And a shift in the burden of crime to those prospective victims may occur. Nonetheless, it would look like a miscalculation if we are to back off from developing and researching new technologies for crime prevention and control simply because they may be used inappropriately. “The telephones, indeed, the wheel, have criminal applications, technologies in the hands of responsible, accountable professionals can enhance liberty, rather than threaten it,” Dr Grabosky said.

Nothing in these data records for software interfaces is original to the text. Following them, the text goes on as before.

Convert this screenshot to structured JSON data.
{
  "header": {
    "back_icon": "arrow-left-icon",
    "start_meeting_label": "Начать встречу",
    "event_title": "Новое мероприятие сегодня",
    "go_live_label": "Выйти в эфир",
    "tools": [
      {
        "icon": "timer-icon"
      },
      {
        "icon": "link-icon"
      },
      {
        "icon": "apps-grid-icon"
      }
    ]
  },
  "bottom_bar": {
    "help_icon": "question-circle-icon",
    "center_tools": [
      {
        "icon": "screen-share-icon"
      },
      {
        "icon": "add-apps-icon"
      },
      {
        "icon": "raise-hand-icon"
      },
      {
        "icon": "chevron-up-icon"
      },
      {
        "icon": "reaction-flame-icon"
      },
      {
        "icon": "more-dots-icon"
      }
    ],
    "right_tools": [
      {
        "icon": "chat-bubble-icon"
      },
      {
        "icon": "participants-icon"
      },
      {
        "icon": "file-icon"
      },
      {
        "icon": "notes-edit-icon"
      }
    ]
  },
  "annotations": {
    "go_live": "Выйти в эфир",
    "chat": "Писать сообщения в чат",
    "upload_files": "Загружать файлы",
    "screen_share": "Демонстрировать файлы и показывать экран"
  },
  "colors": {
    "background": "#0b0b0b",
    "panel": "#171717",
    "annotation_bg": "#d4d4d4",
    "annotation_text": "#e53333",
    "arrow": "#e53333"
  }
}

Technology and Crime Control insists on that the direction of ultimate benefits of new crime prevention technologies to the public, their development and use should be based on thorough consultation and extensive testing, and those who use them should be appropriately trained and supervised. The authors of the journals conclude that there is not one fit-to-all overall solution to these new kinds of emerging crime due to the varied nature of computer-related criminal conducts. They suggest, however, that technological and market solutions will be just as, if not more, important as law enforcement.
With the invisible hands of the market the authorities should be able to find the optimal way of combating the new crimes sided by new technology. Bibliography 1. Brown et al, Criminal Laws, The Federation Press 2. P Grabosky & R Smith, Crime in the Digital Age: Controlling Telecommunications and Cyberspace Illegalities, the Federation Press (1998) 3. Russell Smith, Criminal Exploitation of New Technologies AIC Trends and Issues in Crime and Criminal Justice No93 (July 1998) 4. New millennium Doosan English Encyclopaedia No11 Doosan cooperation (2000) 5.

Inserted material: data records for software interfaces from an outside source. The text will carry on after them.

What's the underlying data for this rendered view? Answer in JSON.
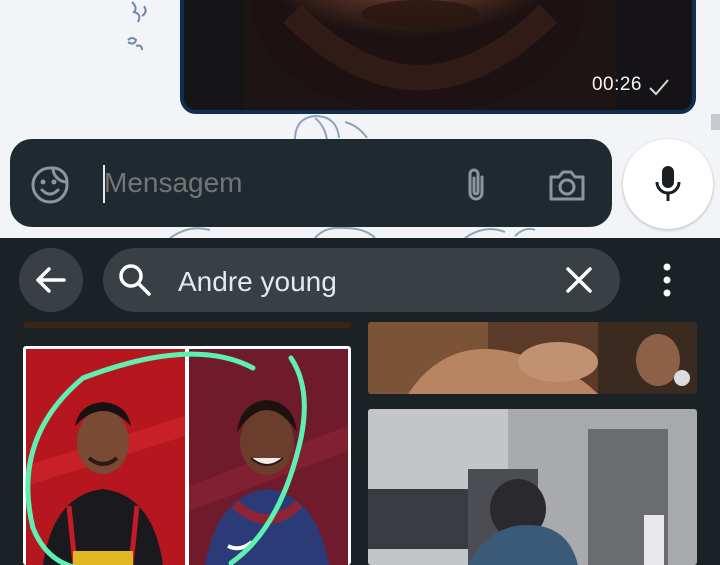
{
  "video": {
    "duration": "00:26"
  },
  "composer": {
    "placeholder": "Mensagem",
    "emoji_icon": "sticker-face-icon",
    "attach_icon": "paperclip-icon",
    "camera_icon": "camera-icon",
    "mic_icon": "microphone-icon"
  },
  "gif_search": {
    "query": "Andre young",
    "back_icon": "arrow-left-icon",
    "search_icon": "search-icon",
    "clear_icon": "close-icon",
    "more_icon": "more-vertical-icon"
  },
  "results": [
    {
      "badge": ""
    },
    {
      "badge": ""
    },
    {
      "badge": ""
    },
    {
      "badge": ""
    }
  ],
  "colors": {
    "bubble_border": "#0f2e52",
    "composer_bg": "#1f2a30",
    "panel_bg": "#1b2226",
    "search_bg": "#384046",
    "highlight_circle": "#5ef0b0"
  }
}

Australian Bureau of Statistics 1997, Recorded Crime, Australia 1996, ABS Catalogue No. 4510. 0, AGPS, Canberra (1998), Yearbook Australia, ABS Catalogue No. 1301. 0, AGPS, Canberra. 6. P. N. Grabosky, Russell G. Smith, Paul Wright, Crime and Telecommunications AIC Trends and Issues in Crime and Criminal Justice No 59 (August 1996) 7. Russell G. Smith, Stealing Telecommunications Services AIC Trends and Issues in Crime and Criminal Justice No 54 (April 1996) 8. Peter Grabosky, Technology & Crime Control, AIC Trends and Issues in Crime and Criminal Justice No 78 (January 1998) ———————– 1] Brown et al, Criminal Laws, The Federation Press pg 1058  P Grabosky & R Smith, Crime in the Digital Age: Controlling Telecommunications and Cyberspace Illegalities (1998) The Federation Press chapter 1  Russell Smith, Criminal Exploitation of New Technologies AIC Trends and Issues in Crime and Criminal Justice No93 (July 1998) pg 3  Found in 1901 by French explorers in the Old Persian Capital of Shush (Susa), contains 282 codes consisting of criminal commercial, individual property laws – New millennium Doosan English Encyclopaedia No11 Doosan cooperation (2000) pg. 54  Australian Bureau of Statistics 1997, Recorded Crime, Australia 1996, ABS Catalogue No. 4510. 0, AGPS, Canberra (1998), Yearbook Australia, ABS Catalogue No. 1301. 0, AGPS, Canberra.  P. N. Grabosky, Russell G. Smith, Paul Wright, Crime and Telecommunications AIC Trends and Issues in Crime and Criminal Justice No 59 (August 1996) pg 2 to 3  Russell G.

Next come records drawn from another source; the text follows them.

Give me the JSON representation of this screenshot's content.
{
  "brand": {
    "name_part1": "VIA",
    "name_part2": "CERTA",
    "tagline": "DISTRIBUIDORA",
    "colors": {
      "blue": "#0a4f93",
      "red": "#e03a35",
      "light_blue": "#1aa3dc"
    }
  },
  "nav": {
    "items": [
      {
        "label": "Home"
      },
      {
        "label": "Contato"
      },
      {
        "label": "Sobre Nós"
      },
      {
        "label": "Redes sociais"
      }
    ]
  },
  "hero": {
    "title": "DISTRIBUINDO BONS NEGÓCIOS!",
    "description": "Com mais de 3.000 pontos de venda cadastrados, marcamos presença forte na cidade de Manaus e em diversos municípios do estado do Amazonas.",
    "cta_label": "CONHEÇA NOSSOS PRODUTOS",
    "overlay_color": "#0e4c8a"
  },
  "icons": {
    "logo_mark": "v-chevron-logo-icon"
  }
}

Smith, Stealing Telecommunications Services AIC Trends and Issues in Crime and Criminal Justice No 54 (April 1996) pg 3   P. N. Grabosky, Russell G. Smith, Paul Wright, Crime and Telecommunications AIC Trends and Issues in Crime and Criminal Justice No 59 (August 1996) pg 3  P. N. Grabosky, Russell G. Smith, Paul Wright, Crime and Telecommunications AIC Trends and Issues in Crime and Criminal Justice No 59 (August 1996) pg 5